The premise is wonderful: Byatt opens with three boys in their teens at the South Kensington Museum, in 1895. Two of the boys are educated, upper-middle class children, and the third is a runaway from the Potteries in central England, camping out in the museum and drawing what he sees. The book is going to be the tale of these children and their families. Byatt points out that in the large families of the era, “relations shifted subtly as new people were born — or indeed, died — and in which a child also had a group identity as ‘one of the older ones’ or ‘one of the younger ones.'” The central clan here is the Wellwood family, the seven surviving children of Humphry and Olive Wellwood, earnest, liberal, and more complicated than they appear.
The novel, 675 pages in hardcover, spans twenty-four years. Do the math: it takes us to 1919. This may be the weakness of the structure. The book is paced with considerable leisure at first (echoing a child’s perception of time?) but speeds up toward the end, when World War I breaks out and the characters who were children in England and Germany at the turn of the century necessarily get caught up in World War I. Most of the men die in the usual places (Ypres, the Somme, Passchendaele) and the women serve as VADs or doctors. This material felt unfortunately familiar after the magic of the earlier sections — maybe it was supposed to? Maybe adulthood is just like that? Lord, I hope not.

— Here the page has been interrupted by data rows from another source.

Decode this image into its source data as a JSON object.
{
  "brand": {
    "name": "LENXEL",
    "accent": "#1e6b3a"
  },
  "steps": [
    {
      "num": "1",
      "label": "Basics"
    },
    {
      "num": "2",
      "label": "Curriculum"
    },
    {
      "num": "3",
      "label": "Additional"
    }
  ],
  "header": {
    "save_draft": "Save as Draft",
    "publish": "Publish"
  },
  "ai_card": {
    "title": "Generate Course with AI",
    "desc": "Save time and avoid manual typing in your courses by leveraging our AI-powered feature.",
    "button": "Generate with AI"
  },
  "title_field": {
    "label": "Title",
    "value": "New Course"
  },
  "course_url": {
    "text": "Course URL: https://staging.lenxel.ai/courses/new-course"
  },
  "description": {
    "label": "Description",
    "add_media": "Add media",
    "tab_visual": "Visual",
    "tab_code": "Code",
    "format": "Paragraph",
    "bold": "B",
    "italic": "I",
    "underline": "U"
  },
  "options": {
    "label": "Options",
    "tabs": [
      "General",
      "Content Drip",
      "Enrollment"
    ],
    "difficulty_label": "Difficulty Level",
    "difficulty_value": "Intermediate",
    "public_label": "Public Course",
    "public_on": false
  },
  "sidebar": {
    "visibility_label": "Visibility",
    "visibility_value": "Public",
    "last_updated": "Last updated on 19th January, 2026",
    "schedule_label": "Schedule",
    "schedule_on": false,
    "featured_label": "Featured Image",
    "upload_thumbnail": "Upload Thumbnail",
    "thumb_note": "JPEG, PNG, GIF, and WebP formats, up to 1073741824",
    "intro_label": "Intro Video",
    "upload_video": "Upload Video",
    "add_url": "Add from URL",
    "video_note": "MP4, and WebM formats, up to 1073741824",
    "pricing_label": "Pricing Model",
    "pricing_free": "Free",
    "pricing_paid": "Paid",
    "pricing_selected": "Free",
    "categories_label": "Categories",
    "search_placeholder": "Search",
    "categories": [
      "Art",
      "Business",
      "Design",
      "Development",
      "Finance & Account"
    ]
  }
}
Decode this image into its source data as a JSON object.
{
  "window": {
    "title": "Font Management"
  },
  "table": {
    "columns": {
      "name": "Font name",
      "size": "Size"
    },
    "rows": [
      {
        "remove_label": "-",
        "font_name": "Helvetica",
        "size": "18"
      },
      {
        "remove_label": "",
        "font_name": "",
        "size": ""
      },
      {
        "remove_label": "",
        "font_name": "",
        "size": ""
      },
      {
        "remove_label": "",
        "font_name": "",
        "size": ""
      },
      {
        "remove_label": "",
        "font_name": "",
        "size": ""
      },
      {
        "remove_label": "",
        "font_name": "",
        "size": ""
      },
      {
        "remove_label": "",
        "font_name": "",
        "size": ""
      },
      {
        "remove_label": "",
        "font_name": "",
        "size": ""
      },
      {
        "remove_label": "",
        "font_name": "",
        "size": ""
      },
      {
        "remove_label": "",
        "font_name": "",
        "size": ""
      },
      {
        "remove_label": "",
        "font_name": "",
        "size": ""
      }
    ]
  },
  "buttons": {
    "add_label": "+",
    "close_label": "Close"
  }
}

And perhaps the end suffers mostly in contrast with the earlier sections. I’m not kidding about “magic.” It’s everywhere — in Olive’s tales, in Byatt’s appreciation of the English countryside. Some of the characters are German theater people and puppeteers, providing opportunities for us to experience stage magic. Only a writer as good as Byatt could hope to approximate that art form in words. Yet she is equally insistent about historical context and “real life,” with substantial sections of narrative that set the background for the characters’ actions but read like a textbook. I have to assume this is intentional; possibly we readers are to feel the shift between fiction and fact, in the way her characters toggle between real life and fantasy? There’s certainly a lot of structural doubling going on — Olive Wellwood grew up in a mining town in the north, many of her tales feature tunnels and underground life, and what were the trenches but another version of muddy claustrophobic horror? The runaway boy in the first scene turns out to be a genius potter, and nearly meets his death buried in the clay of Flanders.
Maybe this is what’s going on: Olive writes a tale for each of her children: each has his or her own book, specially written and bound to suit his or her character. Each has his story. Who writes the story? Who chooses it? Who tells it? How much of it gets told, and to whom? Maybe Byatt’s book is the meta-version, the fiction of all of the children.